What does ROC stand for? And why did Russia get banned from Olympics? – NBC Olympics

Technically, Russia is banned from competing in the Olympics. But like the 2020 Summer Olympics in Tokyo, Russian athletes are still participating at the 2022 Winter Olympics.  
That’s because they are competing under the banner of the Russian Olympic Committee, or ROC for short. 
In 2019, the World Anti-Doping Agency (WADA) banned Russia from international sports competitions for four years after the country was found to be running a years-long, state-sponsored doping scheme.
That came after the International Olympic Committee suspended Russia in 2017 for the doping scheme, which was first exposed by a whistleblower in 2016. At the 2018 Winter Olympics in PyeongChang, Russian athletes who passed drug tests competed under the Olympic Athletes from Russia (OAR) delegation. 
WADA’s ban was shortened to two years after Russia appealed, but it runs through the end of 2022, meaning the country is not officially being recognized at the Winter Games. 
Still, the ruling by the Court of Arbitration for Sport allowed Russian athletes who are not linked to the doping scheme to participate in global competitions as neutral competitors. 
The 215 Russian athletes at the Winter Olympics will be competing under a flag containing the Olympic rings and red, white and blue stripes. If a Russian athlete wins gold, Tchaikovsky’s Piano Concerto No. 1 will play instead of the Russian national anthem.
Russian government officials are also not allowed to attend the Olympics, but senior officials can if the host country invites them. Russian President Vladimir Putin attended the Opening Ceremony on Friday as a guest of China’s president, Xi Jinping.
Yes, as the ban is set to end on Dec. 16, 2022. Barring further incidents, Russian athletes would be able to compete under their own flag at the 2024 Summer Olympics in Paris.
Note: Some components of NBCOlympics.com may not be optimized for users browsing with Internet Explorer 11, 10 or older browsers or systems.
© 2022 NBC Universal. All rights reserved.
Any use, reproduction, modification, distribution, display or performance of this material without NBC Universal’s prior written consent is prohibited.
Use of the Website signifies your agreement to the Terms of Use and Privacy Policy.
©IOC 2022 Official Results powered by Atos. Timing and results management by Omega.


Leave a Comment

Ads Blocker Image Powered by Code Help Pro

Ads Blocker Detected!!!

Welcome to FactsPrime

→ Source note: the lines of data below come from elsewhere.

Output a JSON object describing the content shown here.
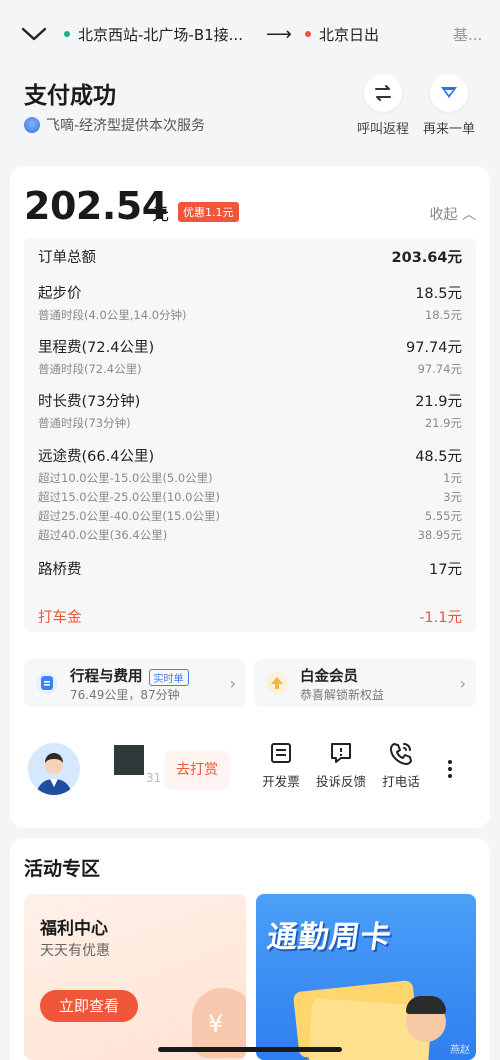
{
  "header": {
    "from": "北京西站-北广场-B1接...",
    "to": "北京日出",
    "to_tail": "基..."
  },
  "status": {
    "title": "支付成功",
    "provider": "飞嘀-经济型提供本次服务"
  },
  "top_actions": [
    {
      "label": "呼叫返程"
    },
    {
      "label": "再来一单"
    }
  ],
  "fare": {
    "amount": "202.54",
    "unit": "元",
    "discount_badge": "优惠1.1元",
    "collapse_label": "收起"
  },
  "breakdown": {
    "total": {
      "label": "订单总额",
      "value": "203.64元"
    },
    "base": {
      "label": "起步价",
      "value": "18.5元",
      "sub_label": "普通时段(4.0公里,14.0分钟)",
      "sub_value": "18.5元"
    },
    "mileage": {
      "label": "里程费(72.4公里)",
      "value": "97.74元",
      "sub_label": "普通时段(72.4公里)",
      "sub_value": "97.74元"
    },
    "duration": {
      "label": "时长费(73分钟)",
      "value": "21.9元",
      "sub_label": "普通时段(73分钟)",
      "sub_value": "21.9元"
    },
    "long_distance": {
      "label": "远途费(66.4公里)",
      "value": "48.5元",
      "items": [
        {
          "label": "超过10.0公里-15.0公里(5.0公里)",
          "value": "1元"
        },
        {
          "label": "超过15.0公里-25.0公里(10.0公里)",
          "value": "3元"
        },
        {
          "label": "超过25.0公里-40.0公里(15.0公里)",
          "value": "5.55元"
        },
        {
          "label": "超过40.0公里(36.4公里)",
          "value": "38.95元"
        }
      ]
    },
    "toll": {
      "label": "路桥费",
      "value": "17元"
    },
    "coupon": {
      "label": "打车金",
      "value": "-1.1元"
    }
  },
  "trip_card": {
    "title": "行程与费用",
    "tag": "实时单",
    "sub": "76.49公里，87分钟"
  },
  "member_card": {
    "title": "白金会员",
    "sub": "恭喜解锁新权益"
  },
  "driver": {
    "plate_faint": "31",
    "tip_label": "去打赏"
  },
  "actions": [
    {
      "label": "开发票"
    },
    {
      "label": "投诉反馈"
    },
    {
      "label": "打电话"
    }
  ],
  "activity": {
    "title": "活动专区",
    "welfare_title": "福利中心",
    "welfare_sub": "天天有优惠",
    "welfare_btn": "立即查看",
    "commute_title": "通勤周卡",
    "commute_corner": "燕赵"
  },
  "colors": {
    "accent": "#f0563a",
    "blue": "#3b82f6",
    "bg": "#f4f5f7"
  }
}
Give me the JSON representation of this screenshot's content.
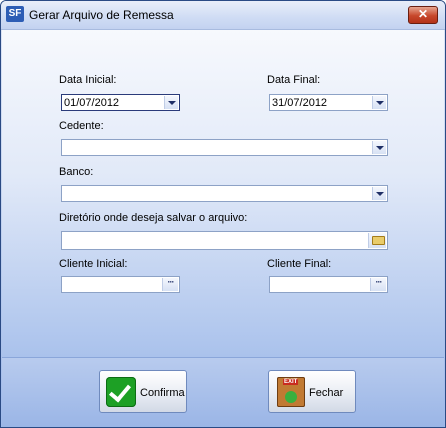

Sorry, We have detected that you have activated Ad-Blocker. Please Consider supporting us by disabling your Ad Blocker, It helps us in maintaining this website. To View the content, Please disable adblocker and refresh the page.

Thank You !!!